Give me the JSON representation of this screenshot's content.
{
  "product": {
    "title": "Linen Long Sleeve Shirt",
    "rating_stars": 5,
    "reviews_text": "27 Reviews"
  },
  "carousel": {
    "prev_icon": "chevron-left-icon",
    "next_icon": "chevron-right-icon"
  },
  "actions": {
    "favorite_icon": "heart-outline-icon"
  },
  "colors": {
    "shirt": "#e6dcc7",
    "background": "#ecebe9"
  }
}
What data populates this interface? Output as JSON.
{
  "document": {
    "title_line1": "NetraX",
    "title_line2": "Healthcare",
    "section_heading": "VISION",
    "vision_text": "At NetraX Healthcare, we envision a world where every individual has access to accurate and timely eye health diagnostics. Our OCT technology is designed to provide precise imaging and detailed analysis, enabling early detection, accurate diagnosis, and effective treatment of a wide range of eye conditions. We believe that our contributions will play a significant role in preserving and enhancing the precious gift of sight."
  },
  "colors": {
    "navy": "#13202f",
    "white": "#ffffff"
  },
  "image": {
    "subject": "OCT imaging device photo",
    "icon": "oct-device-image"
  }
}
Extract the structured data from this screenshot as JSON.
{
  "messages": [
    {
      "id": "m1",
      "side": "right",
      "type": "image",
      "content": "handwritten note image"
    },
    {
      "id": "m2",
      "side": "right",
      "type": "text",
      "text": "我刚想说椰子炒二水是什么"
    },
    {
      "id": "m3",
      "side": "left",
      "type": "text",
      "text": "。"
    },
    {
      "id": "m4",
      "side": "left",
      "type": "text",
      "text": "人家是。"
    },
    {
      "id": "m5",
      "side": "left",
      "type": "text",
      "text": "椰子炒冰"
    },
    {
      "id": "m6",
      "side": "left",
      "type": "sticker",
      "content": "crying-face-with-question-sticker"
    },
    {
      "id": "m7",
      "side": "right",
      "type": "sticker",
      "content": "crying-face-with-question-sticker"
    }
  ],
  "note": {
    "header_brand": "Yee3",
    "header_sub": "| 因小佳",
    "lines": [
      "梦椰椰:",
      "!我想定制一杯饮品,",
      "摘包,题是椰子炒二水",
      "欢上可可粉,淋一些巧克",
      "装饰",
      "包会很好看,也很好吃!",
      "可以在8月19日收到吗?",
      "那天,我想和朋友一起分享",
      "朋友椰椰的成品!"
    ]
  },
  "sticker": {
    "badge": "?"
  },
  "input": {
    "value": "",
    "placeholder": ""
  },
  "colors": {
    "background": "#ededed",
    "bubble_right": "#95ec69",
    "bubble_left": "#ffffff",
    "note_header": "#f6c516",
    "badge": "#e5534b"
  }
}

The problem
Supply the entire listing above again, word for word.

Response for this exercise
Give me the JSON representation of this screenshot's content.
{
  "product": {
    "title": "Linen Long Sleeve Shirt",
    "rating_stars": 5,
    "reviews_text": "27 Reviews"
  },
  "carousel": {
    "prev_icon": "chevron-left-icon",
    "next_icon": "chevron-right-icon"
  },
  "actions": {
    "favorite_icon": "heart-outline-icon"
  },
  "colors": {
    "shirt": "#e6dcc7",
    "background": "#ecebe9"
  }
}
What data populates this interface? Output as JSON.
{
  "document": {
    "title_line1": "NetraX",
    "title_line2": "Healthcare",
    "section_heading": "VISION",
    "vision_text": "At NetraX Healthcare, we envision a world where every individual has access to accurate and timely eye health diagnostics. Our OCT technology is designed to provide precise imaging and detailed analysis, enabling early detection, accurate diagnosis, and effective treatment of a wide range of eye conditions. We believe that our contributions will play a significant role in preserving and enhancing the precious gift of sight."
  },
  "colors": {
    "navy": "#13202f",
    "white": "#ffffff"
  },
  "image": {
    "subject": "OCT imaging device photo",
    "icon": "oct-device-image"
  }
}
Extract the structured data from this screenshot as JSON.
{
  "messages": [
    {
      "id": "m1",
      "side": "right",
      "type": "image",
      "content": "handwritten note image"
    },
    {
      "id": "m2",
      "side": "right",
      "type": "text",
      "text": "我刚想说椰子炒二水是什么"
    },
    {
      "id": "m3",
      "side": "left",
      "type": "text",
      "text": "。"
    },
    {
      "id": "m4",
      "side": "left",
      "type": "text",
      "text": "人家是。"
    },
    {
      "id": "m5",
      "side": "left",
      "type": "text",
      "text": "椰子炒冰"
    },
    {
      "id": "m6",
      "side": "left",
      "type": "sticker",
      "content": "crying-face-with-question-sticker"
    },
    {
      "id": "m7",
      "side": "right",
      "type": "sticker",
      "content": "crying-face-with-question-sticker"
    }
  ],
  "note": {
    "header_brand": "Yee3",
    "header_sub": "| 因小佳",
    "lines": [
      "梦椰椰:",
      "!我想定制一杯饮品,",
      "摘包,题是椰子炒二水",
      "欢上可可粉,淋一些巧克",
      "装饰",
      "包会很好看,也很好吃!",
      "可以在8月19日收到吗?",
      "那天,我想和朋友一起分享",
      "朋友椰椰的成品!"
    ]
  },
  "sticker": {
    "badge": "?"
  },
  "input": {
    "value": "",
    "placeholder": ""
  },
  "colors": {
    "background": "#ededed",
    "bubble_right": "#95ec69",
    "bubble_left": "#ffffff",
    "note_header": "#f6c516",
    "badge": "#e5534b"
  }
}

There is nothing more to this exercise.